Most of the reports of the infection, known as an epidural abscess, have originated in Michigan, site of 112 meningitis cases during the outbreak.
"This is a significant shift in the presentation of this fungal infection, and quite concerning," said Dr. Lakshmi K. Halasyamani, chief medical officer at St. Joseph Mercy Hospital in Ann Arbor, Michigan. "An epidural abscess is very serious. It's not something we expected."
Nationally, 404 people have been diagnosed with meningitis since late September, after using a contaminated steroid issued by the New England Compounding Center (NECC). The Food and Drug Administration confirmed the company's link to the outbreak last month when it matched the contaminant involved in the outbreak, Exserohilum rostratum, to a steroid batch the company made in August.
Salon reported on Tuesday that while NECC has been reprimanded several times over the past decade, the company was spared from more serious sanctions by entering into a consent agreement with a state agency, the Massachusetts Board of Registration in Pharmacy.
The company's president and co-owner, Greg Coniglario, was also revealed to have hosted a fundraiser for Massachusetts Republican Sen. Scott Brown (R-MA), one of 10 senators to sign a letter asking the FDA to loosen regulations on the drug compounding industry.
Coniglario has allegedly contributed thousands of dollars to both Brown's campaign and former Massachusetts Governor Mitt Romney's presidential campaign.
About 14,000 people were injected with the steroid, methylprednisolone acetate, after it was initially shipped to hospitals.

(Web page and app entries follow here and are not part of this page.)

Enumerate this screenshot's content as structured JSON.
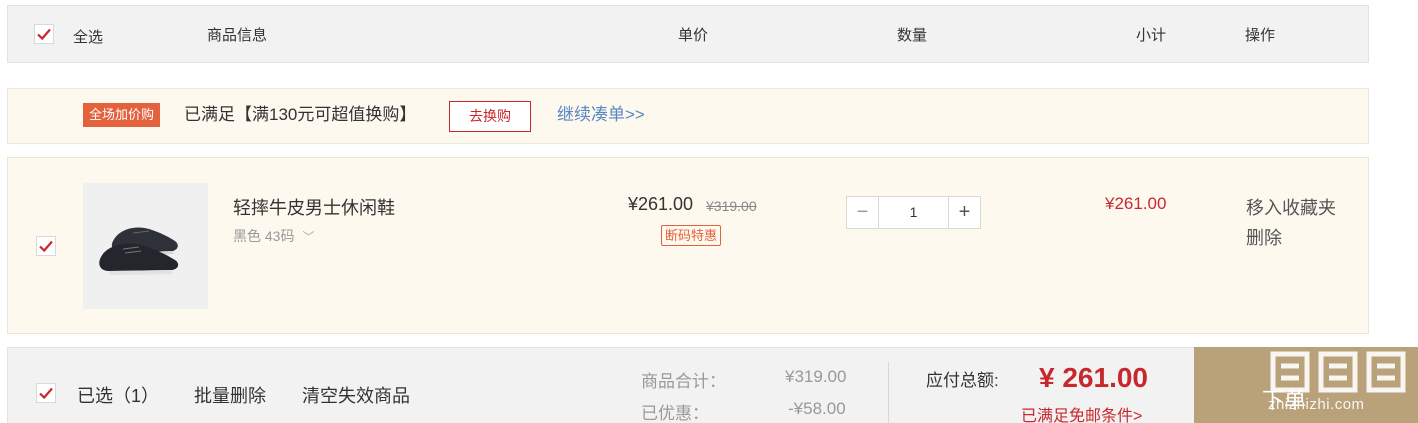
{
  "header": {
    "select_all": "全选",
    "product_info": "商品信息",
    "unit_price": "单价",
    "quantity": "数量",
    "subtotal": "小计",
    "operation": "操作"
  },
  "promo": {
    "badge": "全场加价购",
    "text": "已满足【满130元可超值换购】",
    "button": "去换购",
    "link": "继续凑单>>"
  },
  "item": {
    "checked": true,
    "name": "轻摔牛皮男士休闲鞋",
    "spec": "黑色 43码",
    "price": "¥261.00",
    "original_price": "¥319.00",
    "tag": "断码特惠",
    "quantity": "1",
    "subtotal": "¥261.00",
    "op_favorite": "移入收藏夹",
    "op_delete": "删除"
  },
  "footer": {
    "selected": "已选（1）",
    "batch_delete": "批量删除",
    "clear_invalid": "清空失效商品",
    "goods_total_label": "商品合计：",
    "goods_total_value": "¥319.00",
    "discount_label": "已优惠：",
    "discount_value": "-¥58.00",
    "payable_label": "应付总额:",
    "payable_value": "¥ 261.00",
    "free_shipping": "已满足免邮条件>",
    "submit": "下单"
  },
  "watermark": {
    "text": "zhizhizhi.com"
  },
  "colors": {
    "accent_red": "#c8282d",
    "promo_orange": "#e4613d",
    "link_blue": "#5a86c4",
    "submit_bg": "#b9a17a",
    "row_bg": "#fdf9ef",
    "header_bg": "#f2f2f2"
  },
  "icons": {
    "checkbox": "check-icon",
    "minus": "minus-icon",
    "plus": "plus-icon",
    "dropdown": "chevron-down-icon"
  }
}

The drug is mostly used to treat neck and back pain, but some patients reported infections after being injected for arthritic joint pain.
Both NECC and a sister company, Ameridose -- also owned by NECC's owners, Coniglario and Barry Cadden -- have been shuttered during the investigation, and their products have been recalled.